Stored items from a collection
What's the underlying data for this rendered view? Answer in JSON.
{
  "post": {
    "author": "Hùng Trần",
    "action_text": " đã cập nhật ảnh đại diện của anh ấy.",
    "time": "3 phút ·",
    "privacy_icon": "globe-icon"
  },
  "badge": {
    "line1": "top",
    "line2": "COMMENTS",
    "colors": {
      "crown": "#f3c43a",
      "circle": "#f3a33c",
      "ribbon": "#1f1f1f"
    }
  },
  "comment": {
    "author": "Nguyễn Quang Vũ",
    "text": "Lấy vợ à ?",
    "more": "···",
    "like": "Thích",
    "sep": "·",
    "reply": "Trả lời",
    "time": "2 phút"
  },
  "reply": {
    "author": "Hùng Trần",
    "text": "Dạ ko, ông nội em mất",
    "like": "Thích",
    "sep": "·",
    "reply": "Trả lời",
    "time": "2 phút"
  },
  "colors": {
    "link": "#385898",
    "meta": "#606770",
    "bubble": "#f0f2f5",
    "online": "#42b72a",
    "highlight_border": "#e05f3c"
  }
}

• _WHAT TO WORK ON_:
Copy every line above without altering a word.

• _SOLUTION TO THE PROBLEM_:
What's the underlying data for this rendered view? Answer in JSON.
{
  "post": {
    "author": "Hùng Trần",
    "action_text": " đã cập nhật ảnh đại diện của anh ấy.",
    "time": "3 phút ·",
    "privacy_icon": "globe-icon"
  },
  "badge": {
    "line1": "top",
    "line2": "COMMENTS",
    "colors": {
      "crown": "#f3c43a",
      "circle": "#f3a33c",
      "ribbon": "#1f1f1f"
    }
  },
  "comment": {
    "author": "Nguyễn Quang Vũ",
    "text": "Lấy vợ à ?",
    "more": "···",
    "like": "Thích",
    "sep": "·",
    "reply": "Trả lời",
    "time": "2 phút"
  },
  "reply": {
    "author": "Hùng Trần",
    "text": "Dạ ko, ông nội em mất",
    "like": "Thích",
    "sep": "·",
    "reply": "Trả lời",
    "time": "2 phút"
  },
  "colors": {
    "link": "#385898",
    "meta": "#606770",
    "bubble": "#f0f2f5",
    "online": "#42b72a",
    "highlight_border": "#e05f3c"
  }
}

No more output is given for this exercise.